If there was a definition of futility, then these guys have won the prize:
Walid Jawad was tired of all the chatter on Middle Eastern blogs and Internet forums in praise of gory attacks carried out by the “noble resistance” in Iraq.
So Mr. Jawad, one of two Arabic-speaking members of what the State Department called its Digital Outreach Team, posted his own question: Why was it that many in the Arab world quickly condemned civilian Palestinian deaths but were mute about the endless killing of women and children by suicide bombers in Iraq?
Among those who responded was a man named Radad, evidently a Sunni Muslim, who wrote that many of the dead in Iraq were just Shiites and describing them in derogatory terms. But others who answered Mr. Jawad said that they, too, wondered why only Palestinian dead were “martyrs.”
The discussion tacked back and forth for four days, one of many such conversations prompted by scores of postings the State Department has made on about 70 Web sites since it put its two Arab-American Web monitors to work last November.
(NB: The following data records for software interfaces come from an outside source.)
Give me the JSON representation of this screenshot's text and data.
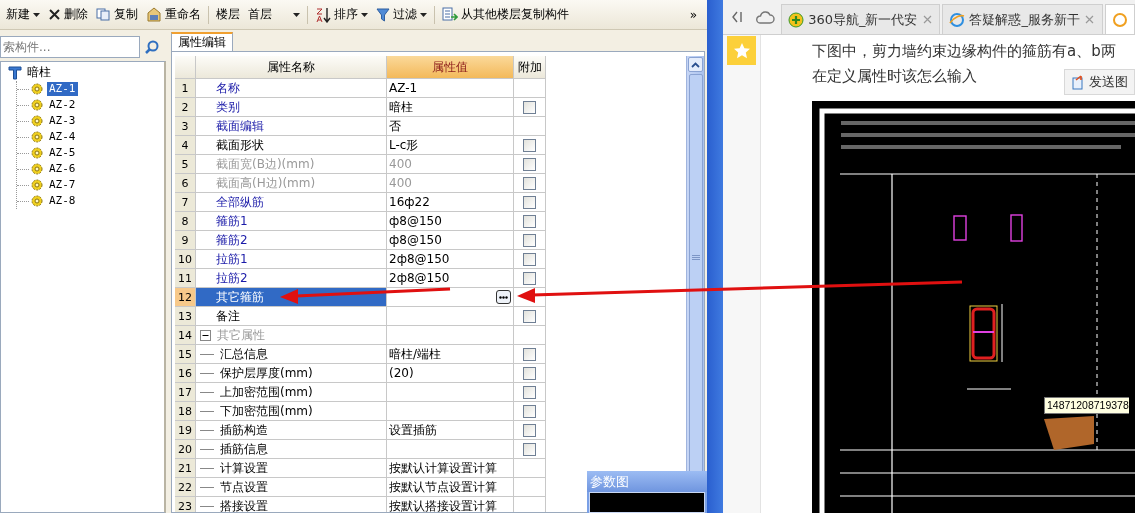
{
  "toolbar": {
    "items": [
      {
        "kind": "menu",
        "label": "新建"
      },
      {
        "kind": "button",
        "label": "删除"
      },
      {
        "kind": "button",
        "label": "复制"
      },
      {
        "kind": "button",
        "label": "重命名"
      },
      {
        "kind": "label",
        "label": "楼层",
        "group_start": true
      },
      {
        "kind": "select",
        "value": "首层"
      },
      {
        "kind": "menu",
        "label": "排序",
        "group_start": true
      },
      {
        "kind": "menu",
        "label": "过滤"
      },
      {
        "kind": "button",
        "label": "从其他楼层复制构件",
        "group_start": true
      }
    ],
    "overflow": "»"
  },
  "search": {
    "placeholder": "索构件..."
  },
  "tree": {
    "label": "暗柱",
    "children": [
      {
        "label": "AZ-1",
        "selected": true
      },
      {
        "label": "AZ-2",
        "selected": false
      },
      {
        "label": "AZ-3",
        "selected": false
      },
      {
        "label": "AZ-4",
        "selected": false
      },
      {
        "label": "AZ-5",
        "selected": false
      },
      {
        "label": "AZ-6",
        "selected": false
      },
      {
        "label": "AZ-7",
        "selected": false
      },
      {
        "label": "AZ-8",
        "selected": false
      }
    ]
  },
  "panel_tab": {
    "label": "属性编辑",
    "selected": true
  },
  "grid": {
    "columns": [
      "属性名称",
      "属性值",
      "附加"
    ],
    "rows": [
      {
        "kind": "plain",
        "number": "1",
        "name": "名称",
        "value": "AZ-1",
        "public": true,
        "disabled": false,
        "selected": false
      },
      {
        "kind": "check",
        "number": "2",
        "name": "类别",
        "value": "暗柱",
        "public": true,
        "disabled": false,
        "selected": false,
        "checked": false
      },
      {
        "kind": "plain",
        "number": "3",
        "name": "截面编辑",
        "value": "否",
        "public": true,
        "disabled": false,
        "selected": false
      },
      {
        "kind": "check",
        "number": "4",
        "name": "截面形状",
        "value": "L-c形",
        "public": false,
        "disabled": false,
        "selected": false,
        "checked": false
      },
      {
        "kind": "check",
        "number": "5",
        "name": "截面宽(B边)(mm)",
        "value": "400",
        "public": false,
        "disabled": true,
        "selected": false,
        "checked": false
      },
      {
        "kind": "check",
        "number": "6",
        "name": "截面高(H边)(mm)",
        "value": "400",
        "public": false,
        "disabled": true,
        "selected": false,
        "checked": false
      },
      {
        "kind": "check",
        "number": "7",
        "name": "全部纵筋",
        "value": "16ф22",
        "public": true,
        "disabled": false,
        "selected": false,
        "checked": false
      },
      {
        "kind": "check",
        "number": "8",
        "name": "箍筋1",
        "value": "ф8@150",
        "public": true,
        "disabled": false,
        "selected": false,
        "checked": false
      },
      {
        "kind": "check",
        "number": "9",
        "name": "箍筋2",
        "value": "ф8@150",
        "public": true,
        "disabled": false,
        "selected": false,
        "checked": false
      },
      {
        "kind": "check",
        "number": "10",
        "name": "拉筋1",
        "value": "2ф8@150",
        "public": true,
        "disabled": false,
        "selected": false,
        "checked": false
      },
      {
        "kind": "check",
        "number": "11",
        "name": "拉筋2",
        "value": "2ф8@150",
        "public": true,
        "disabled": false,
        "selected": false,
        "checked": false
      },
      {
        "kind": "ellipsis",
        "number": "12",
        "name": "其它箍筋",
        "public": true,
        "disabled": false,
        "selected": true
      },
      {
        "kind": "check",
        "number": "13",
        "name": "备注",
        "public": false,
        "disabled": false,
        "selected": false,
        "checked": false
      },
      {
        "kind": "group",
        "number": "14",
        "name": "其它属性",
        "expanded": true,
        "selected": false,
        "children": [
          {
            "kind": "check",
            "number": "15",
            "name": "汇总信息",
            "value": "暗柱/端柱",
            "public": false,
            "disabled": false,
            "selected": false,
            "checked": false
          },
          {
            "kind": "check",
            "number": "16",
            "name": "保护层厚度(mm)",
            "value": "(20)",
            "public": false,
            "disabled": false,
            "selected": false,
            "checked": false
          },
          {
            "kind": "check",
            "number": "17",
            "name": "上加密范围(mm)",
            "public": false,
            "disabled": false,
            "selected": false,
            "checked": false
          },
          {
            "kind": "check",
            "number": "18",
            "name": "下加密范围(mm)",
            "public": false,
            "disabled": false,
            "selected": false,
            "checked": false
          },
          {
            "kind": "check",
            "number": "19",
            "name": "插筋构造",
            "value": "设置插筋",
            "public": false,
            "disabled": false,
            "selected": false,
            "checked": false
          },
          {
            "kind": "check",
            "number": "20",
            "name": "插筋信息",
            "public": false,
            "disabled": false,
            "selected": false,
            "checked": false
          },
          {
            "kind": "plain",
            "number": "21",
            "name": "计算设置",
            "value": "按默认计算设置计算",
            "public": false,
            "disabled": false,
            "selected": false
          },
          {
            "kind": "plain",
            "number": "22",
            "name": "节点设置",
            "value": "按默认节点设置计算",
            "public": false,
            "disabled": false,
            "selected": false
          },
          {
            "kind": "plain",
            "number": "23",
            "name": "搭接设置",
            "value": "按默认搭接设置计算",
            "public": false,
            "disabled": false,
            "selected": false
          }
        ]
      }
    ]
  },
  "param_panel": {
    "title": "参数图"
  },
  "browser": {
    "tabs": [
      {
        "label": "360导航_新一代安",
        "selected": false
      },
      {
        "label": "答疑解惑_服务新干",
        "selected": false
      },
      {
        "selected": true
      }
    ],
    "question_lines": [
      "下图中，剪力墙约束边缘构件的箍筋有a、b两",
      "在定义属性时该怎么输入"
    ],
    "send_button": "发送图",
    "image": {
      "kind": "picture",
      "tooltip": "14871208719378"
    }
  }
}
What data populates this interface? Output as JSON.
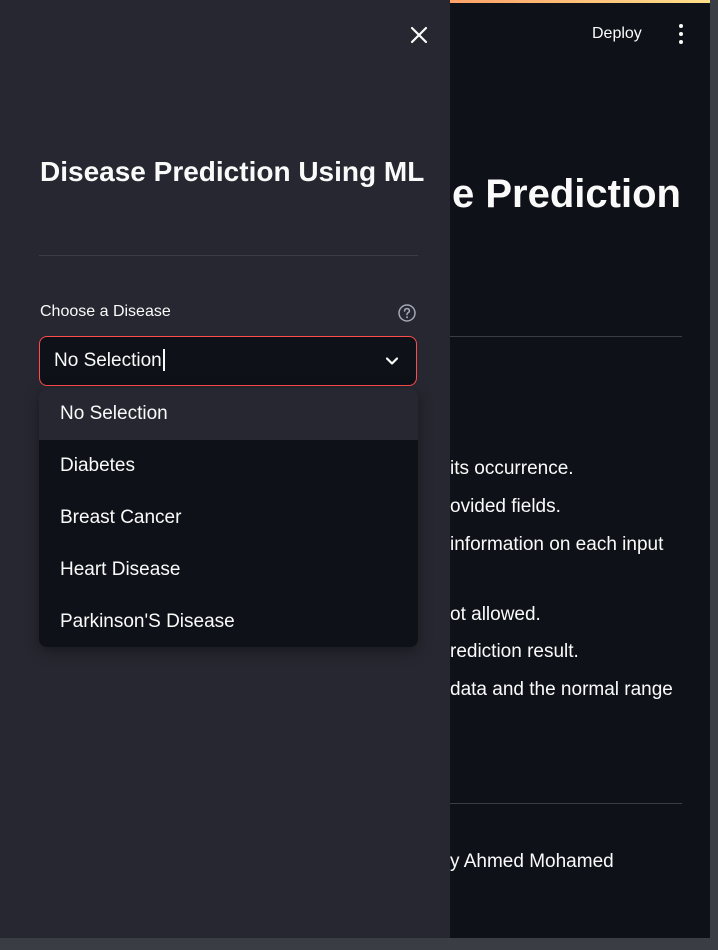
{
  "header": {
    "deploy_label": "Deploy",
    "menu_icon": "kebab-menu-icon"
  },
  "main": {
    "title_partial": "e Prediction",
    "lines": [
      "its occurrence.",
      "ovided fields.",
      "information on each input",
      "ot allowed.",
      "rediction result.",
      "data and the normal range"
    ],
    "footer_partial": "y Ahmed Mohamed"
  },
  "sidebar": {
    "title": "Disease Prediction Using ML",
    "select": {
      "label": "Choose a Disease",
      "value": "No Selection",
      "help_icon": "question-circle-icon",
      "options": [
        "No Selection",
        "Diabetes",
        "Breast Cancer",
        "Heart Disease",
        "Parkinson'S Disease"
      ]
    }
  },
  "colors": {
    "accent": "#ff4b4b",
    "sidebar_bg": "#262730",
    "main_bg": "#0e1117",
    "text": "#fafafa"
  }
}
The postings, are an effort to take a more casual, varied approach to improving America’s image in the Muslim world.
Brent E. Blaschke, the project director, said the idea was to reach “swing voters,” whom he described as the silent majority of Muslims who might sympathize with Al Qaeda yet be open to information about United States government policy and American values.
Just imagine the linguistic sumersaults used to justify the Iraq war (“look, I know it seems awfully violent at the moment, but really, the Bush administration cares deeply for the Iraqi people.”)